For most of the passengers, the main course of the trip was not learning about climate change, but the Arctic itself, a constantly changing seascape of icebergs and ice floes, illuminated by a sun that never set for most of the voyage, and with a chance at any time for a glimpse of an elusive bear or walrus.
One afternoon, the cocktail hour was disrupted with the announcement of a bear off the port bow. Within a minute, half the passengers had rushed up to the bridge of the boat; the other half were hanging over the bow to get a look at a mother and two cubs, peering worriedly at us from a floe as the ship approached, then diving into the water to swim for a safer patch of ice. There were similar sightings of seals and one lonely walrus. The birders didn’t have as much luck finding their quarry from the ship, but one morning, the Zodiacs cruised up to cliffs towering above the sea that were covered with nesting kittiwakes, and two days later, a rare gyrfalcon — during medieval times, considered so precious that they could be owned only by kings — was spotted soaring and swooping above the town cemetery in the Greenland village of Upernavik.

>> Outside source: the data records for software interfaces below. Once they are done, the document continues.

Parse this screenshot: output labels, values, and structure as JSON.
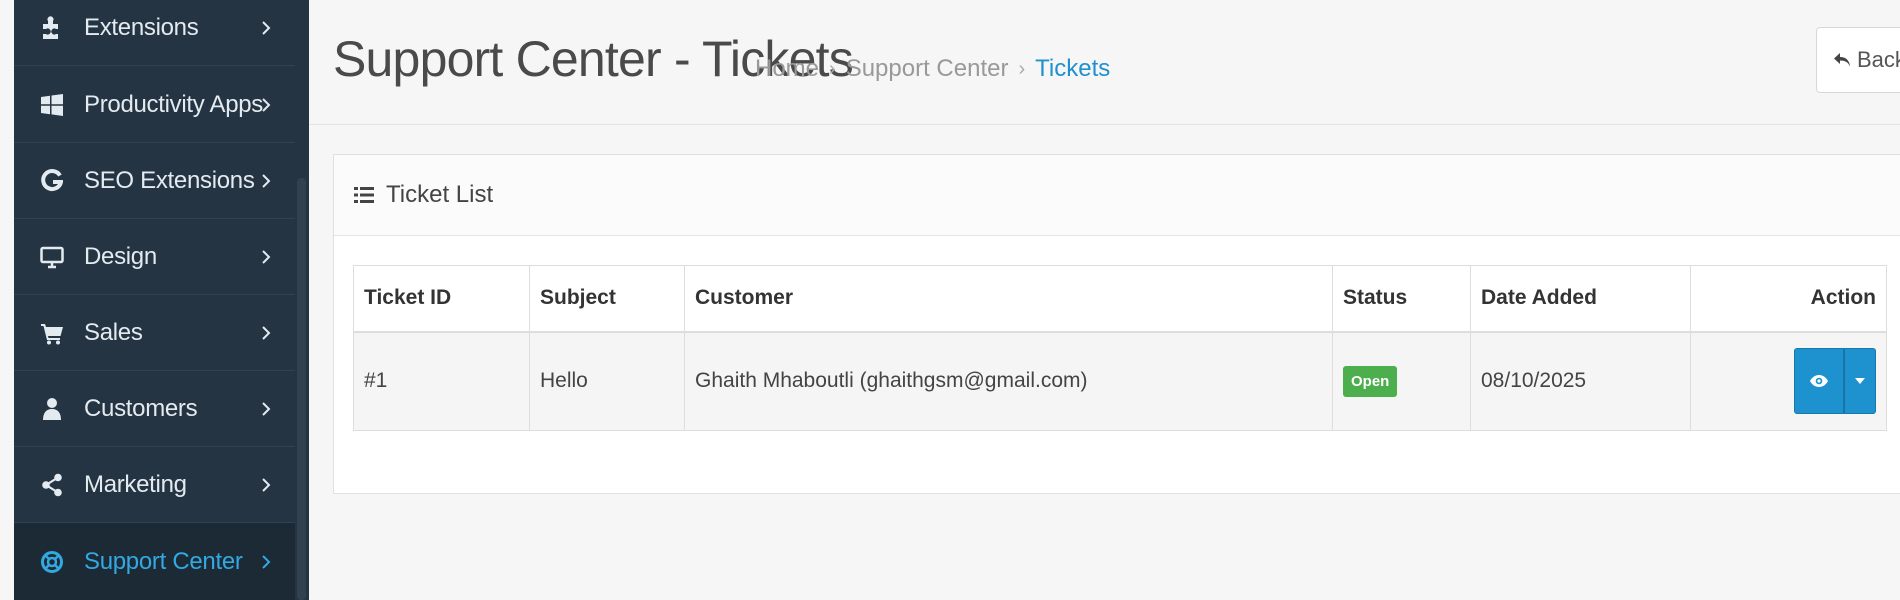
{
  "sidebar": {
    "items": [
      {
        "label": "Extensions",
        "icon": "puzzle-icon"
      },
      {
        "label": "Productivity Apps",
        "icon": "windows-icon"
      },
      {
        "label": "SEO Extensions",
        "icon": "google-icon"
      },
      {
        "label": "Design",
        "icon": "monitor-icon"
      },
      {
        "label": "Sales",
        "icon": "cart-icon"
      },
      {
        "label": "Customers",
        "icon": "user-icon"
      },
      {
        "label": "Marketing",
        "icon": "share-icon"
      },
      {
        "label": "Support Center",
        "icon": "lifebuoy-icon",
        "active": true
      }
    ]
  },
  "header": {
    "title": "Support Center - Tickets",
    "breadcrumb": [
      "Home",
      "Support Center",
      "Tickets"
    ],
    "back_label": "Back"
  },
  "panel": {
    "title": "Ticket List",
    "columns": [
      "Ticket ID",
      "Subject",
      "Customer",
      "Status",
      "Date Added",
      "Action"
    ],
    "rows": [
      {
        "id": "#1",
        "subject": "Hello",
        "customer": "Ghaith Mhaboutli (ghaithgsm@gmail.com)",
        "status": "Open",
        "date": "08/10/2025"
      }
    ]
  },
  "colors": {
    "sidebar_bg": "#243442",
    "accent": "#1e91cf",
    "status_open": "#4cae4c"
  }
}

We had caught glimpses of musk oxen several times along the way, but mostly in ones and twos and mostly at a distance. One day, toward the end of the trip, watchers on the bridge spotted a good-sized small herd of the long-haired, sharp-horned animals, relatively close to shore. So about 60 passengers jumped into Zodiacs, landed on a rocky beach, and began walking slowly up a sloping stretch of tundra toward the animals. At first, the animals seemed nonplussed to see a herd of strange two-legged mammals heading their way, but after a couple of minutes one of the males decided he didn’t like that idea. †
Like all of the living things that inhabit the High Arctic, though, the musk ox has more to worry about than missing a meal. Along with every other organism that lives north of the Arctic Circle, the ox will have to adapt to an environment that is rapidly changing — adapt, that is, or vanish.
And new evidence of that change continues to accumulate. Just two weeks after we returned from the High Arctic, satellite images revealed that for the first time in recorded history, both the Northwest Passage in Canadian Arctic waters and the Northeast Passage above Russia were open simultaneously. The Arctic ice pack was, briefly, an island, unattached to any landmass.
And the bears? The Princeton travelers learned that with Arctic sea ice breaking up three weeks earlier than normal, polar bears now have a shorter hunting season. Estimates of the bear population have dropped by almost 20 percent since 1987. Last year, a study by the U.S. Geological Survey concluded that by the year 2050, some two-thirds of the world’s population of polar bears, currently estimated at 20,000 or so, could be gone.
Michael D. Lemonick, a lecturer in astrophysics and in the Prince-ton Environmental Institute, was a senior science writer at Time magazine for more than 20 years. He is now on the staff of Climate Central, a climate-change think tank based in Princeton.